Don’t Remind Them of a Deceased Loved One

Don’t discuss a family member, friend, or colleague who’s passed away. People with dementia vary in what they can remember about a deceased person, no matter how close they were to that individual. The sensation of knowing you’ve lost someone who was important to you, but not recalling the details of your relationship with them, would understandably be painful.

Unfortunately, there are no rules on what to say when a person with dementia asks the whereabouts of a deceased spouse, friend, or family member. It depends on the individual and how they’ve previously handled news of death. Sometimes it’s easier to brush over the question, while other times, an honest but reassuring answer is better.

Don’t Bring Up Topics That Might Upset Them

People with dementia are just as much individuals as people in good cognitive health, so there are differing things that those with dementia prefer to talk about and prefer not to discuss. If you’ve noticed a certain topic causes a negative response, you should avoid saying anything about it rather than trying to sway your loved one’s opinion. You may also have to outwardly agree to opinions and positions you disagree with in order to move the conversation forward.

What Actions Should You Avoid with an Individual with Dementia?

Avoid Using Complicated Language

People with dementia have difficulty understanding complex language and instructions. That’s something you have to consider in every interaction. Take your time and express yourself in simple and clear language when communicating with someone with dementia. Concise and clear speech leaves less room for ambiguity and hence reduces confusion and indecision. Here are a few examples:

  • Avoid open-ended questions and simplify them into binary choices. Instead of asking, “What would you like to drink?”, for example, say, “Would you like a cup of tea?”
  • Break down instructions into digestible, single-action sequences. For instance, rather than asking a loved one to put on their coat, hat, and glasses and pick up their cane in order to head outside, bring up these steps one by one.
  • Avoid using abstract speech. Slang, sarcasm, idioms, and figures of speech are all examples of abstraction. At times, individuals with dementia can only think concretely and simply won’t understand abstract phrases.

Don’t Rush or Force Activities

Allow your loved one to move at their own pace and don’t force them into anything they don’t want to do. Remember, people with dementia can still make their own choices.

It’s best to ease a person with a cognitive condition into doing something rather than pushing. For instance, if you have planned an activity for the day, prepare them well in advance. Build some anticipation ahead of time and get them excited about the activity. Rushing, spontaneous events, and demanding will only lead to stress.

Don’t Disregard Emotional Needs

People with dementia may not be in full control of how they express their emotions. Nevertheless, it’s important for caregivers to remain emotionally open. To do that, you must first understand that your loved one’s emotional outbursts are not personal, even when they seem directed at you. Second, acknowledge the existence of the concerns no matter what their basis may be.

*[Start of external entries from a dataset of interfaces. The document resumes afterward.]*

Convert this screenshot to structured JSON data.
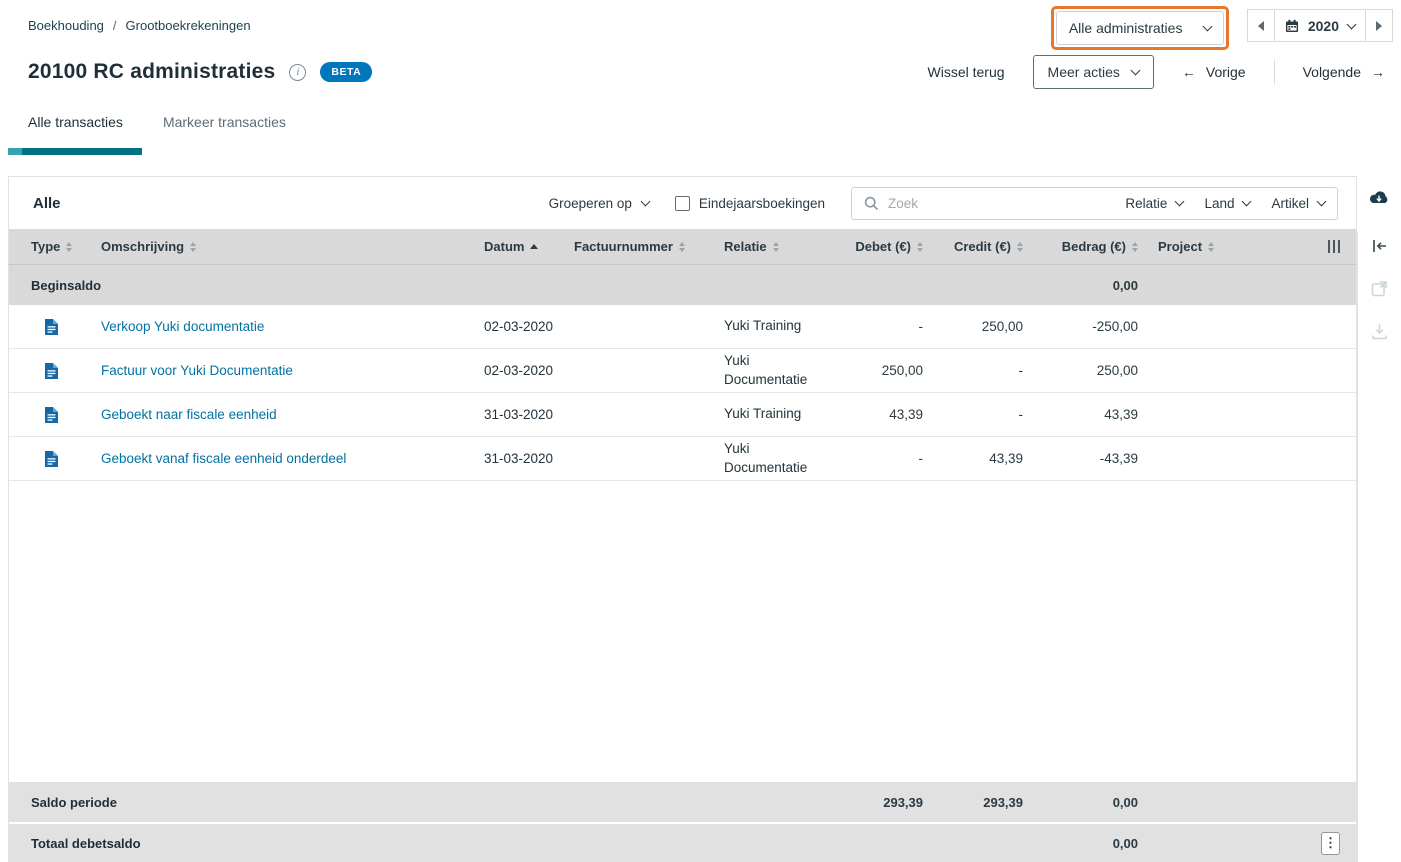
{
  "colors": {
    "accent_teal": "#037183",
    "link_blue": "#0072a3",
    "beta_blue": "#0076bd",
    "highlight_orange": "#e8772e",
    "header_gray": "#d9d9d9",
    "footer_gray": "#e1e1e1"
  },
  "icons": {
    "arrow_left": "←",
    "arrow_right": "→",
    "kebab": "⋮",
    "info": "i"
  },
  "breadcrumb": {
    "separator": "/",
    "items": [
      {
        "label": "Boekhouding"
      },
      {
        "label": "Grootboekrekeningen"
      }
    ]
  },
  "topbar": {
    "administration_selector": "Alle administraties",
    "year": "2020"
  },
  "header": {
    "title": "20100 RC administraties",
    "beta_badge": "BETA",
    "wissel_terug": "Wissel terug",
    "meer_acties": "Meer acties",
    "vorige": "Vorige",
    "volgende": "Volgende"
  },
  "tabs": [
    {
      "label": "Alle transacties",
      "active": true
    },
    {
      "label": "Markeer transacties",
      "active": false
    }
  ],
  "filterbar": {
    "group_title": "Alle",
    "groeperen_op": "Groeperen op",
    "eindejaarsboekingen": "Eindejaarsboekingen",
    "search_placeholder": "Zoek",
    "relatie": "Relatie",
    "land": "Land",
    "artikel": "Artikel"
  },
  "table": {
    "columns": {
      "type": "Type",
      "omschrijving": "Omschrijving",
      "datum": "Datum",
      "factuurnummer": "Factuurnummer",
      "relatie": "Relatie",
      "debet": "Debet (€)",
      "credit": "Credit (€)",
      "bedrag": "Bedrag (€)",
      "project": "Project"
    },
    "beginsaldo": {
      "label": "Beginsaldo",
      "bedrag": "0,00"
    },
    "rows": [
      {
        "omschrijving": "Verkoop Yuki documentatie",
        "datum": "02-03-2020",
        "factuurnummer": "",
        "relatie": "Yuki Training",
        "debet": "-",
        "credit": "250,00",
        "bedrag": "-250,00",
        "project": ""
      },
      {
        "omschrijving": "Factuur voor Yuki Documentatie",
        "datum": "02-03-2020",
        "factuurnummer": "",
        "relatie": "Yuki Documentatie",
        "debet": "250,00",
        "credit": "-",
        "bedrag": "250,00",
        "project": ""
      },
      {
        "omschrijving": "Geboekt naar fiscale eenheid",
        "datum": "31-03-2020",
        "factuurnummer": "",
        "relatie": "Yuki Training",
        "debet": "43,39",
        "credit": "-",
        "bedrag": "43,39",
        "project": ""
      },
      {
        "omschrijving": "Geboekt vanaf fiscale eenheid onderdeel",
        "datum": "31-03-2020",
        "factuurnummer": "",
        "relatie": "Yuki Documentatie",
        "debet": "-",
        "credit": "43,39",
        "bedrag": "-43,39",
        "project": ""
      }
    ],
    "footer": {
      "saldo_periode": {
        "label": "Saldo periode",
        "debet": "293,39",
        "credit": "293,39",
        "bedrag": "0,00"
      },
      "totaal_debetsaldo": {
        "label": "Totaal debetsaldo",
        "bedrag": "0,00"
      }
    }
  }
}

Here are some of the ways to be emotionally conscious around a person with dementia:

  • Stay positive and be encouraging
  • Validate their emotions by actively listening and showing empathy
  • Avoid criticism, harsh language, and belittling comments
  • Avoid using negative words such as don’t, no, and can’t
  • Do not think of a person with dementia as a victim or sufferer
  • Do not assume they don’t understand you
  • Avoid using an aggressive and frustrated tone

How Town Square Supports Our Members and Their Families

Town Square offers our members an enriching and joyous experience during each weekday, and our programming is always filled with social connections, therapeutic reminiscence, creativity, and fun. Our staff is able to provide an exceptional level of care thanks to their leading dementia care training, and we also uplift the primary caregivers of our members through support groups, education, and much more. Contact us today to find out more about Town Square or to set up a tour at your nearest location.